Registered service is available at 800r extra, it is only available at selected post offices, primarily the capital, provincial capitals and certain sub branches. Below features a registered cover from Takhmau to Phnom Penh with 1300r stamps for 500r under 10g domestic postage and 800r registration fee.

Below is another cover from the city of Battambang to Phnom Penh, 1350r paying the 500r domestic rate and 800r registered fee. Strange enough many post offices have stamp stock which fails to compile the exact postage for customers, the solution is just to get close to it, in this case there is a 50r surplus.

Unknown to most postal historians and philatelists, senders still pay 1300r to the postal clerk, not the face value of stamps. Sometimes post offices cheat customers but that is another story.

Some post offices do not have domestic registered ID labels (analog), the substitution is S10 code registration ID labels which are originally meant for international mail. This Stung Treng to Phnom Penh cover gives an example:

According to the face value of stamps, the letter has a postage surplus as well, but the actual payment can be a different case.

Cambodia Post also offers EMS service.
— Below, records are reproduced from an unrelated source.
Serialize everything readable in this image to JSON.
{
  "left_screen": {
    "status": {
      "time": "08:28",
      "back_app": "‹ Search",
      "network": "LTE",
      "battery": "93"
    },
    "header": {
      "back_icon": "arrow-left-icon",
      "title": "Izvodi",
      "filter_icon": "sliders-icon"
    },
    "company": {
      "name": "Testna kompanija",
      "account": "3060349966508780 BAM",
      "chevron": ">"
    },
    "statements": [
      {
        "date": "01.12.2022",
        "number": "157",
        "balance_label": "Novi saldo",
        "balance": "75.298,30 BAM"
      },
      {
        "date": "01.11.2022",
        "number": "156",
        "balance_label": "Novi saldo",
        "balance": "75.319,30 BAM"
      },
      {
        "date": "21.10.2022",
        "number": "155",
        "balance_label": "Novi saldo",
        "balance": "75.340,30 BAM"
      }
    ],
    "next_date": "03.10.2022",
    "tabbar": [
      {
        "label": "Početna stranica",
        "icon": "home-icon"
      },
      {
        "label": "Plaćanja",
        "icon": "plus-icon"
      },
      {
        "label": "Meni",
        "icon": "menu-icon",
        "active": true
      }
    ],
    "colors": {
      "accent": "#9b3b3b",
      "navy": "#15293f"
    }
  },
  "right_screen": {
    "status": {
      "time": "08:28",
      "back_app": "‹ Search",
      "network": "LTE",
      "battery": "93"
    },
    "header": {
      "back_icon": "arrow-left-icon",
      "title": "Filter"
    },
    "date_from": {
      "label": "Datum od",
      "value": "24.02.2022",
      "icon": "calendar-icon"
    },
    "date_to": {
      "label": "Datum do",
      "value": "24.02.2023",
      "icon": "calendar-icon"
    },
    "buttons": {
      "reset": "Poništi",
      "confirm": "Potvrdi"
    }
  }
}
EMS charges at very moderate rates: letters under 25g cost 6000r, 25g to 50g is 8700r, 0.5g to 1kg is 12000r. This is the reason why local businesses prefer EMS to usual delivery which is slow and unreliable.